Work to complete → In total, how many lines of the data contain the word "Find"? Only that number is wanted.

^^^^

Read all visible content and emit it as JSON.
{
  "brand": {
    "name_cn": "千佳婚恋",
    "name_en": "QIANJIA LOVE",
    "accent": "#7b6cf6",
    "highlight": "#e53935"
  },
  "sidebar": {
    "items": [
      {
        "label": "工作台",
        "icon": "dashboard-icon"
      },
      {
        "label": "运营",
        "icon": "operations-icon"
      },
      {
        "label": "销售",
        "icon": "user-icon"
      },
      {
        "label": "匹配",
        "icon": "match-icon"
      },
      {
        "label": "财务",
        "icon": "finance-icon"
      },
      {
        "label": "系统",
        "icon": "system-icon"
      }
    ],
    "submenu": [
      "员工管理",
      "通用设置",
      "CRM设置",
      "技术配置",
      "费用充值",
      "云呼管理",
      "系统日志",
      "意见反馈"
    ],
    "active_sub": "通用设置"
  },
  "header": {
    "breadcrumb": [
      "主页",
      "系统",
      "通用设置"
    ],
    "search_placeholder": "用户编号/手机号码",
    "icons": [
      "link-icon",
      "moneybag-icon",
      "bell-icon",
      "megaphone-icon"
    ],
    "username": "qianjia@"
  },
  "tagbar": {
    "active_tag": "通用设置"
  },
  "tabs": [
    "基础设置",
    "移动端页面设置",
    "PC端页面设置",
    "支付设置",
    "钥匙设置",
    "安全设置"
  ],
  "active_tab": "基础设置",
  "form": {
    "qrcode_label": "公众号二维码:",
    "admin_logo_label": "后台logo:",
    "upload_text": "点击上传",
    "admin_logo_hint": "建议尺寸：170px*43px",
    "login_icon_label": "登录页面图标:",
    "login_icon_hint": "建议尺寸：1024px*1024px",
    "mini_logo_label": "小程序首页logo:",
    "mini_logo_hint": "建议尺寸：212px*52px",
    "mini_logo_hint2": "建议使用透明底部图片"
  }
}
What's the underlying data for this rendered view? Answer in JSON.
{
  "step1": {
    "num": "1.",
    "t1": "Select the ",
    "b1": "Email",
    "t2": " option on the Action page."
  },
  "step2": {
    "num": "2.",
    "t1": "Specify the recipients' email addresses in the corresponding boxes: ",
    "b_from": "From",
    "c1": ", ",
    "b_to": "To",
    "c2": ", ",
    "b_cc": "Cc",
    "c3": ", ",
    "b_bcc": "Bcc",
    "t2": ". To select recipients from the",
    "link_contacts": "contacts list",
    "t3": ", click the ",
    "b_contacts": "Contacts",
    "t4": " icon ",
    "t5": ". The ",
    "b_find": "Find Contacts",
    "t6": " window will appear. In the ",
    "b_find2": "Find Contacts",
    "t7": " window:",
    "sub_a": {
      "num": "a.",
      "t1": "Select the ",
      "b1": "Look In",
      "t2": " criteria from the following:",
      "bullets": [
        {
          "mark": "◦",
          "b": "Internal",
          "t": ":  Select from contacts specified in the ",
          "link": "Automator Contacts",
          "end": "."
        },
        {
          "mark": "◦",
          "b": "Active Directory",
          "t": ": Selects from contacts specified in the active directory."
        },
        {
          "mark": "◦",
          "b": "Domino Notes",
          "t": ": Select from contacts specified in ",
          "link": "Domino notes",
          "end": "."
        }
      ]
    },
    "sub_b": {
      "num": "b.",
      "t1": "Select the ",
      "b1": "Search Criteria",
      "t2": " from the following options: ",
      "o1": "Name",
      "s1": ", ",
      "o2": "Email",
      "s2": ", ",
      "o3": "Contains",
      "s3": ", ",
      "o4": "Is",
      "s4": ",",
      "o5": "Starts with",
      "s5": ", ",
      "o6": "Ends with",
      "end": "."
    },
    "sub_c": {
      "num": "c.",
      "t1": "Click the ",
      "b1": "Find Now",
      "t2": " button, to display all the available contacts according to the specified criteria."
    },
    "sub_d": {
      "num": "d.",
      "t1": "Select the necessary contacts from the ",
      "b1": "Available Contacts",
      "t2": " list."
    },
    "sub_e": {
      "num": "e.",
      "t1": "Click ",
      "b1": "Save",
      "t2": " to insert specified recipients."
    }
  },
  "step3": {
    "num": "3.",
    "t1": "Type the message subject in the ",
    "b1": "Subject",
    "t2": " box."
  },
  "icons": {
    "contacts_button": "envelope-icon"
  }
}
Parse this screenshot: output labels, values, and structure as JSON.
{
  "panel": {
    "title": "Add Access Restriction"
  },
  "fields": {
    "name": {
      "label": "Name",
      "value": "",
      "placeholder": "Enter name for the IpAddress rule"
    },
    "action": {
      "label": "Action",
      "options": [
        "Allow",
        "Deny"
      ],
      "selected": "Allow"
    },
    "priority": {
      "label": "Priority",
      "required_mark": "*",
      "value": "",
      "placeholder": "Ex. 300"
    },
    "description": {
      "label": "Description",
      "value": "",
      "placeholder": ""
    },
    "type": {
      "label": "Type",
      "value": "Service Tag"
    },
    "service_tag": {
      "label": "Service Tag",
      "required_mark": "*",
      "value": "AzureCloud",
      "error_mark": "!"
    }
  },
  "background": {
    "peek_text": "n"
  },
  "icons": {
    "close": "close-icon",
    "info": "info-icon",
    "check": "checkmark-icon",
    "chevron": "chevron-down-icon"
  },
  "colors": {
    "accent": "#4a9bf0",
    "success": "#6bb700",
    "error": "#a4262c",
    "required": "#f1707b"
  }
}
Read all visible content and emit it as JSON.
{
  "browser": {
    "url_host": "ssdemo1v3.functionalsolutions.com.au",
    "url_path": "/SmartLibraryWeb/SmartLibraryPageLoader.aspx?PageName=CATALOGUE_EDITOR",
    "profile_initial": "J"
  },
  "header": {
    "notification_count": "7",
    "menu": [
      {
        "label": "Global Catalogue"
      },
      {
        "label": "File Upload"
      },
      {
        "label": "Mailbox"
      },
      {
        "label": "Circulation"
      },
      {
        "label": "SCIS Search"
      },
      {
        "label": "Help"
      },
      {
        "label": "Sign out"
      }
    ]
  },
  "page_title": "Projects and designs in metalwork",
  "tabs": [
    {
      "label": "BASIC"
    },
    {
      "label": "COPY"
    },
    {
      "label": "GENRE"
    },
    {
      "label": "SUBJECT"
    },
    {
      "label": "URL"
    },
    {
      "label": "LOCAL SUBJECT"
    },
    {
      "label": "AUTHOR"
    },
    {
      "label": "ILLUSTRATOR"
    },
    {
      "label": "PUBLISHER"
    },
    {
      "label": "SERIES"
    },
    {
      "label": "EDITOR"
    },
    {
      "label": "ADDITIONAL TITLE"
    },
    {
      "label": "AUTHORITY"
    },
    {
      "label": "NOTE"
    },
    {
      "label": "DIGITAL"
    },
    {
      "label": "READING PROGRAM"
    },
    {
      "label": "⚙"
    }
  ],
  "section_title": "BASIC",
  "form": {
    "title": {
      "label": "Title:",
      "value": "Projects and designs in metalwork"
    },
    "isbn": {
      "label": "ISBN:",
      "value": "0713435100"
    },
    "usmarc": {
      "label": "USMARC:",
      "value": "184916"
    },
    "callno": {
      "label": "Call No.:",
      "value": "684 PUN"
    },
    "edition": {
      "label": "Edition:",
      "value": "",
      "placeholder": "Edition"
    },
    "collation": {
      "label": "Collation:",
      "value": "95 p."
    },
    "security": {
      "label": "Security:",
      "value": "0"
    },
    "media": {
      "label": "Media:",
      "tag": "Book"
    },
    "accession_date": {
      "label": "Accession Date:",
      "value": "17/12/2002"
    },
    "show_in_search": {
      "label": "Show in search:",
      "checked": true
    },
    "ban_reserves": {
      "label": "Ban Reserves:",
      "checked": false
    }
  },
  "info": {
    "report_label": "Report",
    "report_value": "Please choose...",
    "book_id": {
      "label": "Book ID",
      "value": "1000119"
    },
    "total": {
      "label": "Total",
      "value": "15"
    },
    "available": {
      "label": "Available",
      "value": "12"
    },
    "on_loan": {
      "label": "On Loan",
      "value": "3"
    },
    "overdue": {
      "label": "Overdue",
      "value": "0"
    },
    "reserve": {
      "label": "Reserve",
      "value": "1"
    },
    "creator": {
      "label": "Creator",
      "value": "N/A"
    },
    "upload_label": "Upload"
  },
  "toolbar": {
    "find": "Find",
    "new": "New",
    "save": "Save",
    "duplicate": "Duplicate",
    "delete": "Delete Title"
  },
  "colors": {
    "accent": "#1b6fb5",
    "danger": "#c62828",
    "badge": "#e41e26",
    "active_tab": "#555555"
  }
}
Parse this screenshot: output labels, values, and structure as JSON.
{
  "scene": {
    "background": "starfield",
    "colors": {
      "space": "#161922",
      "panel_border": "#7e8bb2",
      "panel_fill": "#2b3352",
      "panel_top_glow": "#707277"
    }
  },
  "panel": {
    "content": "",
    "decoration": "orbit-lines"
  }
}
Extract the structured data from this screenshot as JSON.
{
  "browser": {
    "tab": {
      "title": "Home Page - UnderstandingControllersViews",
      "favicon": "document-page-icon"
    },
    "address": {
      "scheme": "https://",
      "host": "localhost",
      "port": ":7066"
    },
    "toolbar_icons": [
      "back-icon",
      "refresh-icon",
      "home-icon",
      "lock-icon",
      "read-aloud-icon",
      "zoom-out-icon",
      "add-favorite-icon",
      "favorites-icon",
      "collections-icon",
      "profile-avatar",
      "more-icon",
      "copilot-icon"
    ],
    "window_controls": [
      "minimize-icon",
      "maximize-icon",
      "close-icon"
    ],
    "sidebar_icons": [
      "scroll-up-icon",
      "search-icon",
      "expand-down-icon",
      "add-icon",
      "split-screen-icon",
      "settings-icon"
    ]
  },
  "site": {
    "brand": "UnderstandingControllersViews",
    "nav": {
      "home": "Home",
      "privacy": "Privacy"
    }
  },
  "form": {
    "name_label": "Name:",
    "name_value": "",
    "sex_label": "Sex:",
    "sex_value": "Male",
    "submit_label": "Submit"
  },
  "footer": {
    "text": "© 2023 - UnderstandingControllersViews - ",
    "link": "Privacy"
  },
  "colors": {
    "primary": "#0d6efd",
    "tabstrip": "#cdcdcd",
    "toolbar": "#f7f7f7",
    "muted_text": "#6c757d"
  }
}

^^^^

Task output → 4